‘I’m still shy. I guess I'm quite sensitive’

If Yanya hadn’t decided on music, she’d have gone to art school. Growing up in Chelsea, west London, she spent much of her time in museums and galleries with her three siblings and parents. “It was normal to be making something or drawing something. Wherever we’d go we’d bring our sketchbooks. Whenever we’d go to the park, we’d be drawing trees.”

As well as her Turkish heritage from her father’s side, her mother is half-Irish and half-Bajan. For Yanya, it has made for a complicated sense of self. “I remember for a long time when I was younger, I didn’t know where I was from. I didn’t feel confident in my identity.”

She says it’s this merging of so many influences that helped her create an original yet cohesive sound. “I think it made me try to always draw a link between things; in my music, I’m trying to make sense of things, bringing things together. I’ll start with one idea and then I’ll want a new idea for another part of the song in a way that wouldn’t work, and I’ll try to merge them.”

In the Yanya household, there was always her father’s Turkish music to be heard, or her mother’s classical favourites; it was through her mother’s piano-playing that she took her first musical steps. And then she heard guitars. Her first iPod contained her sister’s music collection, and she graduated from skater rock (Fall Out Boy and Panic! at the Disco) to indie bands (The Strokes, The Cure). Pixies would become an inspiration later, when she was seeking something more alternative and experimental.

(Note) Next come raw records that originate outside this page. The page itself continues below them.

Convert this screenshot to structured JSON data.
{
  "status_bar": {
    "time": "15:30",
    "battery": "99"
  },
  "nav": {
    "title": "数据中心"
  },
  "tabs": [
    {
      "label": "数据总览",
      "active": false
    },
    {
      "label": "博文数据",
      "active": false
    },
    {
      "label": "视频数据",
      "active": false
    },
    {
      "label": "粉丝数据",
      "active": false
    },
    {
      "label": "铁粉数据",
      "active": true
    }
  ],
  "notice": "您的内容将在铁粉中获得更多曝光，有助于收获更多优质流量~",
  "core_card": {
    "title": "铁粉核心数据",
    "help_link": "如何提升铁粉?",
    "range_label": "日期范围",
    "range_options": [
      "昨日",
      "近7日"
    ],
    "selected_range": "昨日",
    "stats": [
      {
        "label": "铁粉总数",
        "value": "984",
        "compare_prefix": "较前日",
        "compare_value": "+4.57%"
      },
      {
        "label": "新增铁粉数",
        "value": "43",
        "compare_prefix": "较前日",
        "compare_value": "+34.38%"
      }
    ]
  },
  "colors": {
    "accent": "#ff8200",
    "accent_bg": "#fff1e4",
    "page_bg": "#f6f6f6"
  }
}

“I just loved the sound of guitars so I would listen to anything with guitar in it. I tried to play along to everything.”

Having started composing songs in her head at six years old, Yanya knew she wanted to be in a band ever since learning guitar at 12. The singing came after. “Everyone was in a choir at school. I wasn’t really confident. I wasn’t the Mariah Carey of the class or anything. I had a songwriting teacher who said, ‘You have a really nice voice’. I was like, ‘Oh!’” Gigs followed, in her late teens. “I remember having a massive buzz of adrenaline. I was so happy I’d finally started doing what I wanted to do.”

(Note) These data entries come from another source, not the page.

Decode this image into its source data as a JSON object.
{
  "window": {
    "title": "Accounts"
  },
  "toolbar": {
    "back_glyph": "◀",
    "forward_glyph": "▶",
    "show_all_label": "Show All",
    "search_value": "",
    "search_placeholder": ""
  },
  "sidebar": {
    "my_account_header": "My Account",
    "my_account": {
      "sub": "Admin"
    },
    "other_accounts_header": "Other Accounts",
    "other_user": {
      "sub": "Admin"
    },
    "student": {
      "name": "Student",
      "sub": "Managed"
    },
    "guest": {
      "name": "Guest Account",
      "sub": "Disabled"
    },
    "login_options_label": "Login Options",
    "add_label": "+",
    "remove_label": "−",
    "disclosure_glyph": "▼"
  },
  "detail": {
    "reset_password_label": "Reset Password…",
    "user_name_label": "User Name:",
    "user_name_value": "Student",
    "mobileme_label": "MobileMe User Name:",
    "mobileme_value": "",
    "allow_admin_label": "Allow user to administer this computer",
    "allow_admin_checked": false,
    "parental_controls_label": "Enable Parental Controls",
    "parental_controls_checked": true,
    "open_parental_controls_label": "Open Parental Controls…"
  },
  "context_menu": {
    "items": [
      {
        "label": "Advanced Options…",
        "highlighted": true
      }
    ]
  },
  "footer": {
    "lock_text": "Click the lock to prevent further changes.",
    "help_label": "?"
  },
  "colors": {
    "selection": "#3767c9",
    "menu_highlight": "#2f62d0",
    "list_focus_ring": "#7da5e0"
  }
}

‘Once you step into your fantasy, you’re living in a dream’ (Molly Daniel)

The album’s oldest song, “Monsters Under the Bed”, was written when she was just 15, and recorded as an afterthought: she had flown to Los Angeles to record “In Your Head” with producer John Congleton, and they found themselves with a spare day in the studio. Its title captures Miss Universe’s overarching sense of anxiety. Spoken-word interludes – automated messages from a fictional health management company called WWayHealth – conjure up the stresses of modern living.

Yanya talks about the creeping paranoia that plagues her in all areas of life. “It’s kind of like once you’ve had that one paranoid thought, it leads to a whole underworld of thinking,” she giggles nervously. “I’m quite introverted. I think a lot.”

These feelings, she says, lead to imposter syndrome. “I get that a lot. Massively”, she says. “Last year in Arizona I played at FORM Arcosanti festival; there was Kelsey Lu also playing, Blood Orange, Mount Kimbie, Mitski, all these people I really look up to. And it was like, ‘Why am I here?’ I never feel like I’m ready.”

But whether she feels ready or not, Nilüfer Yanya is here, and sharing big stages with her favourite artists. “It’s a fantasy,” she says. “Once you step into your fantasy, you’re living in a dream. But it’s actually just your life, so it’s not a dream any more. I need to keep the dream going.”

Miss Universe, Nilüfer Yanya’s debut album, is out now